EXERCISE BRIEF: Everything in the records must appear again exactly, except the images.

RECORDS FOR PROCESSING:
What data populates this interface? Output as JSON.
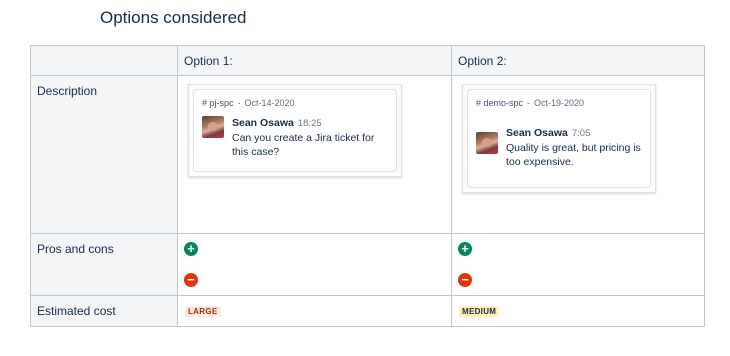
{
  "heading": "Options considered",
  "table": {
    "headers": [
      "",
      "Option 1:",
      "Option 2:"
    ],
    "rows": {
      "description": "Description",
      "pros_cons": "Pros and cons",
      "cost": "Estimated cost"
    }
  },
  "options": [
    {
      "channel": "# pj-spc",
      "date": "Oct-14-2020",
      "author": "Sean Osawa",
      "time": "18:25",
      "message": "Can you create a Jira ticket for this case?",
      "pro_icon": "plus-icon",
      "con_icon": "minus-icon",
      "cost": "LARGE"
    },
    {
      "channel": "# demo-spc",
      "date": "Oct-19-2020",
      "author": "Sean Osawa",
      "time": "7:05",
      "message": "Quality is great, but pricing is too expensive.",
      "pro_icon": "plus-icon",
      "con_icon": "minus-icon",
      "cost": "MEDIUM"
    }
  ],
  "colors": {
    "pro": "#00875a",
    "con": "#de350b",
    "large_lozenge": "#ffebe6",
    "medium_lozenge": "#fff0b3"
  }
}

EXERCISE RESULT:
What data populates this interface? Output as JSON.
{
  "heading": "Options considered",
  "table": {
    "headers": [
      "",
      "Option 1:",
      "Option 2:"
    ],
    "rows": {
      "description": "Description",
      "pros_cons": "Pros and cons",
      "cost": "Estimated cost"
    }
  },
  "options": [
    {
      "channel": "# pj-spc",
      "date": "Oct-14-2020",
      "author": "Sean Osawa",
      "time": "18:25",
      "message": "Can you create a Jira ticket for this case?",
      "pro_icon": "plus-icon",
      "con_icon": "minus-icon",
      "cost": "LARGE"
    },
    {
      "channel": "# demo-spc",
      "date": "Oct-19-2020",
      "author": "Sean Osawa",
      "time": "7:05",
      "message": "Quality is great, but pricing is too expensive.",
      "pro_icon": "plus-icon",
      "con_icon": "minus-icon",
      "cost": "MEDIUM"
    }
  ],
  "colors": {
    "pro": "#00875a",
    "con": "#de350b",
    "large_lozenge": "#ffebe6",
    "medium_lozenge": "#fff0b3"
  }
}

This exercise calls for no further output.